**ACTIVITY**
Check each line of the material. Copy those containing "letter".

**INFORMATION SUPPLIED**
──────────

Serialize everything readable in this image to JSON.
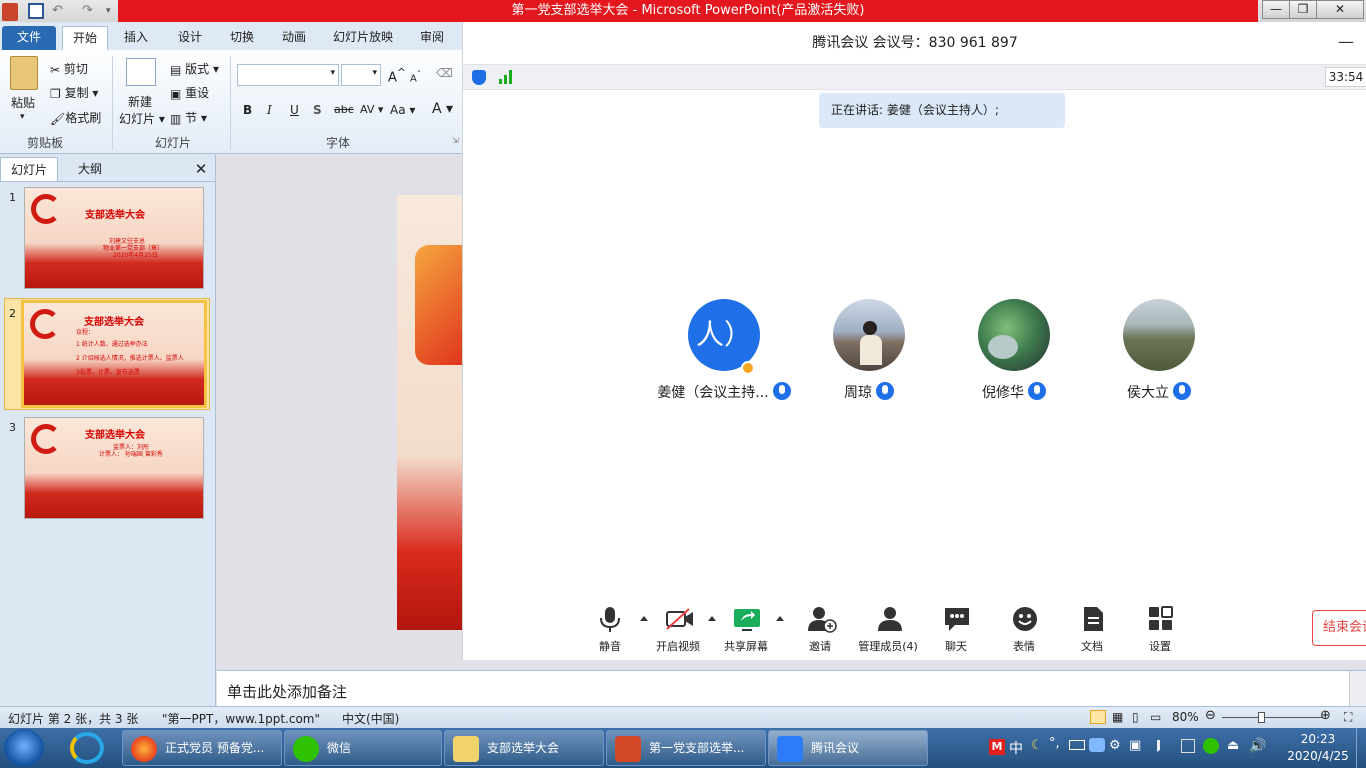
{
  "ppt": {
    "window_title": "第一党支部选举大会 - Microsoft PowerPoint(产品激活失败)",
    "tabs": [
      "文件",
      "开始",
      "插入",
      "设计",
      "切换",
      "动画",
      "幻灯片放映",
      "审阅"
    ],
    "clipboard": {
      "paste": "粘贴",
      "cut": "剪切",
      "copy": "复制",
      "format_painter": "格式刷",
      "group": "剪贴板"
    },
    "slides_group": {
      "new_slide_1": "新建",
      "new_slide_2": "幻灯片",
      "layout": "版式",
      "reset": "重设",
      "section": "节",
      "group": "幻灯片"
    },
    "font_group": {
      "group": "字体",
      "bold": "B",
      "italic": "I",
      "underline": "U",
      "shadow": "S",
      "strike": "abc",
      "spacing": "AV",
      "case": "Aa",
      "color": "A",
      "grow": "A",
      "shrink": "A"
    },
    "panel_tabs": [
      "幻灯片",
      "大纲"
    ],
    "thumbnails": [
      {
        "num": "1",
        "title": "支部选举大会",
        "lines": [
          "刘建文驻支总",
          "物业第一党支部（章）",
          "2020年4月25日"
        ]
      },
      {
        "num": "2",
        "title": "支部选举大会",
        "lines": [
          "议程：",
          "1 统计人数、通过选举办法",
          "2 介绍候选人情况，推选计票人、监票人",
          "3投票、计票、宣布选票"
        ]
      },
      {
        "num": "3",
        "title": "支部选举大会",
        "lines": [
          "监票人：刘彤",
          "计票人： 孙瑞国  曾彩秀"
        ]
      }
    ],
    "notes_placeholder": "单击此处添加备注",
    "status": {
      "slide": "幻灯片 第 2 张，共 3 张",
      "theme": "\"第一PPT，www.1ppt.com\"",
      "lang": "中文(中国)",
      "zoom": "80%"
    }
  },
  "meeting": {
    "title": "腾讯会议 会议号：830 961 897",
    "timer": "33:54",
    "speaking": "正在讲话: 姜健（会议主持人）;",
    "participants": [
      {
        "name": "姜健（会议主持...",
        "avatar_text": "人）"
      },
      {
        "name": "周琼"
      },
      {
        "name": "倪修华"
      },
      {
        "name": "侯大立"
      }
    ],
    "toolbar": [
      "静音",
      "开启视频",
      "共享屏幕",
      "邀请",
      "管理成员(4)",
      "聊天",
      "表情",
      "文档",
      "设置"
    ],
    "end": "结束会议"
  },
  "taskbar": {
    "items": [
      "正式党员 预备党...",
      "微信",
      "支部选举大会",
      "第一党支部选举...",
      "腾讯会议"
    ],
    "time": "20:23",
    "date": "2020/4/25",
    "ime": "中"
  }
}
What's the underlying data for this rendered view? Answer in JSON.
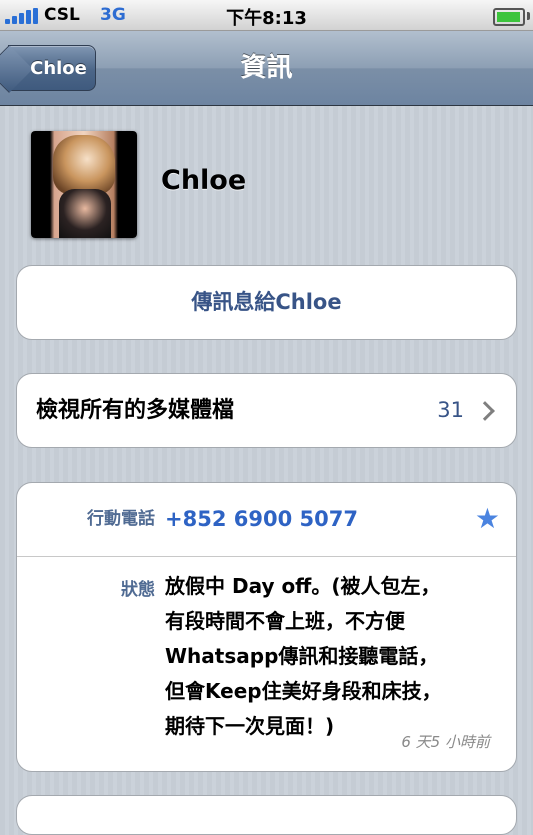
{
  "status_bar": {
    "carrier": "CSL",
    "network": "3G",
    "time": "下午8:13",
    "battery_level": 0.95
  },
  "nav": {
    "back_label": "Chloe",
    "title": "資訊"
  },
  "contact": {
    "name": "Chloe"
  },
  "message_action": {
    "label": "傳訊息給Chloe"
  },
  "media": {
    "label": "檢視所有的多媒體檔",
    "count": "31"
  },
  "info": {
    "phone_label": "行動電話",
    "phone_number": "+852 6900 5077",
    "status_label": "狀態",
    "status_lines": [
      "放假中  Day off。(被人包左，",
      "有段時間不會上班，不方便",
      "Whatsapp傳訊和接聽電話，",
      "但會Keep住美好身段和床技，",
      "期待下一次見面！)"
    ],
    "status_time": "6 天5 小時前"
  },
  "colors": {
    "nav_bar": "#6d84a1",
    "link_blue": "#385487",
    "phone_blue": "#2e63c4",
    "label_blue": "#506b93",
    "background": "#c5ccd4",
    "signal": "#2a6fd6"
  },
  "icons": [
    "signal-icon",
    "battery-icon",
    "back-arrow-icon",
    "chevron-right-icon",
    "star-icon"
  ]
}
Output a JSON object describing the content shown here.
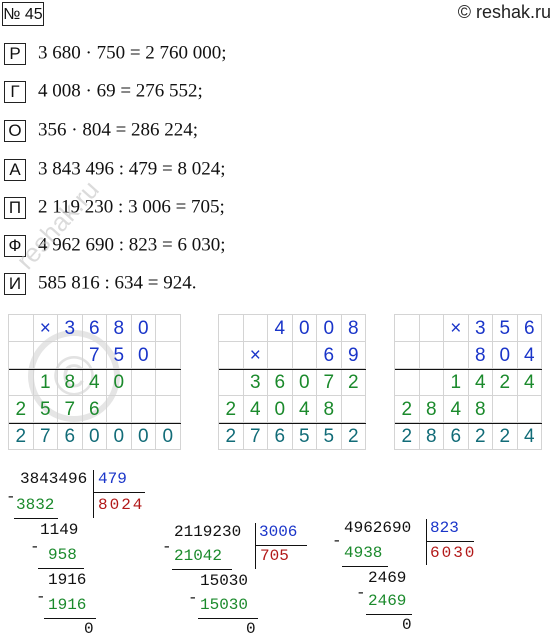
{
  "header": {
    "number_label": "№ 45",
    "site": "© reshak.ru"
  },
  "equations": [
    {
      "letter": "Р",
      "text": "3 680 · 750 = 2 760 000;"
    },
    {
      "letter": "Г",
      "text": "4 008 · 69 = 276 552;"
    },
    {
      "letter": "О",
      "text": "356 · 804 = 286 224;"
    },
    {
      "letter": "А",
      "text": "3 843 496 : 479 = 8 024;"
    },
    {
      "letter": "П",
      "text": "2 119 230 : 3 006 = 705;"
    },
    {
      "letter": "Ф",
      "text": "4 962 690 : 823 = 6 030;"
    },
    {
      "letter": "И",
      "text": "585 816 : 634 = 924."
    }
  ],
  "watermark": "reshak.ru",
  "mult_grids": [
    {
      "rows": [
        [
          "",
          "×",
          "3",
          "6",
          "8",
          "0",
          ""
        ],
        [
          "",
          "",
          "",
          "7",
          "5",
          "0",
          ""
        ],
        [
          "",
          "1",
          "8",
          "4",
          "0",
          "",
          ""
        ],
        [
          "2",
          "5",
          "7",
          "6",
          "",
          "",
          ""
        ],
        [
          "2",
          "7",
          "6",
          "0",
          "0",
          "0",
          "0"
        ]
      ]
    },
    {
      "rows": [
        [
          "",
          "",
          "4",
          "0",
          "0",
          "8"
        ],
        [
          "",
          "×",
          "",
          "",
          "6",
          "9"
        ],
        [
          "",
          "3",
          "6",
          "0",
          "7",
          "2"
        ],
        [
          "2",
          "4",
          "0",
          "4",
          "8",
          ""
        ],
        [
          "2",
          "7",
          "6",
          "5",
          "5",
          "2"
        ]
      ]
    },
    {
      "rows": [
        [
          "",
          "",
          "×",
          "3",
          "5",
          "6"
        ],
        [
          "",
          "",
          "",
          "8",
          "0",
          "4"
        ],
        [
          "",
          "",
          "1",
          "4",
          "2",
          "4"
        ],
        [
          "2",
          "8",
          "4",
          "8",
          "",
          ""
        ],
        [
          "2",
          "8",
          "6",
          "2",
          "2",
          "4"
        ]
      ]
    }
  ],
  "long_divisions": [
    {
      "dividend": "3843496",
      "divisor": "479",
      "quotient": "8024",
      "steps": [
        {
          "sub": "3832",
          "rem": "1149"
        },
        {
          "sub": "958",
          "rem": "1916"
        },
        {
          "sub": "1916",
          "rem": "0"
        }
      ]
    },
    {
      "dividend": "2119230",
      "divisor": "3006",
      "quotient": "705",
      "steps": [
        {
          "sub": "21042",
          "rem": "15030"
        },
        {
          "sub": "15030",
          "rem": "0"
        }
      ]
    },
    {
      "dividend": "4962690",
      "divisor": "823",
      "quotient": "6030",
      "steps": [
        {
          "sub": "4938",
          "rem": "2469"
        },
        {
          "sub": "2469",
          "rem": "0"
        }
      ]
    }
  ],
  "minus_sign": "-"
}
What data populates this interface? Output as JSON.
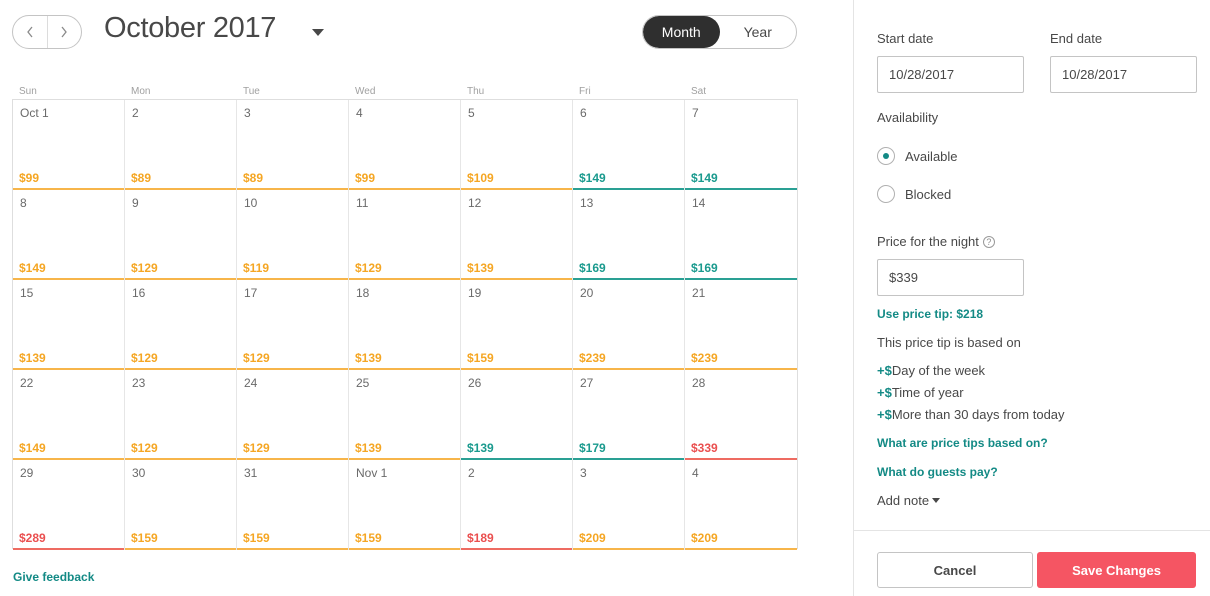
{
  "calendar": {
    "title": "October 2017",
    "view_options": [
      "Month",
      "Year"
    ],
    "active_view": "Month",
    "weekdays": [
      "Sun",
      "Mon",
      "Tue",
      "Wed",
      "Thu",
      "Fri",
      "Sat"
    ],
    "weeks": [
      [
        {
          "day": "Oct 1",
          "price": "$99",
          "tier": "orange"
        },
        {
          "day": "2",
          "price": "$89",
          "tier": "orange"
        },
        {
          "day": "3",
          "price": "$89",
          "tier": "orange"
        },
        {
          "day": "4",
          "price": "$99",
          "tier": "orange"
        },
        {
          "day": "5",
          "price": "$109",
          "tier": "orange"
        },
        {
          "day": "6",
          "price": "$149",
          "tier": "teal"
        },
        {
          "day": "7",
          "price": "$149",
          "tier": "teal"
        }
      ],
      [
        {
          "day": "8",
          "price": "$149",
          "tier": "orange"
        },
        {
          "day": "9",
          "price": "$129",
          "tier": "orange"
        },
        {
          "day": "10",
          "price": "$119",
          "tier": "orange"
        },
        {
          "day": "11",
          "price": "$129",
          "tier": "orange"
        },
        {
          "day": "12",
          "price": "$139",
          "tier": "orange"
        },
        {
          "day": "13",
          "price": "$169",
          "tier": "teal"
        },
        {
          "day": "14",
          "price": "$169",
          "tier": "teal"
        }
      ],
      [
        {
          "day": "15",
          "price": "$139",
          "tier": "orange"
        },
        {
          "day": "16",
          "price": "$129",
          "tier": "orange"
        },
        {
          "day": "17",
          "price": "$129",
          "tier": "orange"
        },
        {
          "day": "18",
          "price": "$139",
          "tier": "orange"
        },
        {
          "day": "19",
          "price": "$159",
          "tier": "orange"
        },
        {
          "day": "20",
          "price": "$239",
          "tier": "orange"
        },
        {
          "day": "21",
          "price": "$239",
          "tier": "orange"
        }
      ],
      [
        {
          "day": "22",
          "price": "$149",
          "tier": "orange"
        },
        {
          "day": "23",
          "price": "$129",
          "tier": "orange"
        },
        {
          "day": "24",
          "price": "$129",
          "tier": "orange"
        },
        {
          "day": "25",
          "price": "$139",
          "tier": "orange"
        },
        {
          "day": "26",
          "price": "$139",
          "tier": "teal"
        },
        {
          "day": "27",
          "price": "$179",
          "tier": "teal"
        },
        {
          "day": "28",
          "price": "$339",
          "tier": "red"
        }
      ],
      [
        {
          "day": "29",
          "price": "$289",
          "tier": "red"
        },
        {
          "day": "30",
          "price": "$159",
          "tier": "orange"
        },
        {
          "day": "31",
          "price": "$159",
          "tier": "orange"
        },
        {
          "day": "Nov 1",
          "price": "$159",
          "tier": "orange"
        },
        {
          "day": "2",
          "price": "$189",
          "tier": "red"
        },
        {
          "day": "3",
          "price": "$209",
          "tier": "orange"
        },
        {
          "day": "4",
          "price": "$209",
          "tier": "orange"
        }
      ]
    ],
    "feedback_link": "Give feedback"
  },
  "colors": {
    "orange": "#f5a623",
    "teal": "#1a9a8e",
    "red": "#ea4f4f",
    "accent_link": "#138a85",
    "save_button": "#f55563"
  },
  "icons": {
    "prev": "chevron-left-icon",
    "next": "chevron-right-icon",
    "month_dropdown": "caret-down-icon",
    "help": "question-circle-icon"
  },
  "panel": {
    "start_date_label": "Start date",
    "start_date_value": "10/28/2017",
    "end_date_label": "End date",
    "end_date_value": "10/28/2017",
    "availability_label": "Availability",
    "availability_options": [
      "Available",
      "Blocked"
    ],
    "availability_selected": "Available",
    "price_label": "Price for the night",
    "price_value": "$339",
    "price_tip_link": "Use price tip: $218",
    "tip_basis_text": "This price tip is based on",
    "tip_plus": "+$",
    "tip_reasons": [
      "Day of the week",
      "Time of year",
      "More than 30 days from today"
    ],
    "tips_info_link": "What are price tips based on?",
    "guests_pay_link": "What do guests pay?",
    "add_note_label": "Add note",
    "cancel_label": "Cancel",
    "save_label": "Save Changes"
  }
}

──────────

**EXERCISE OUTPUT**
      "letter": "Р",
      "letter": "Г",
      "letter": "О",
      "letter": "А",
      "letter": "П",
      "letter": "Ф",
      "letter": "И",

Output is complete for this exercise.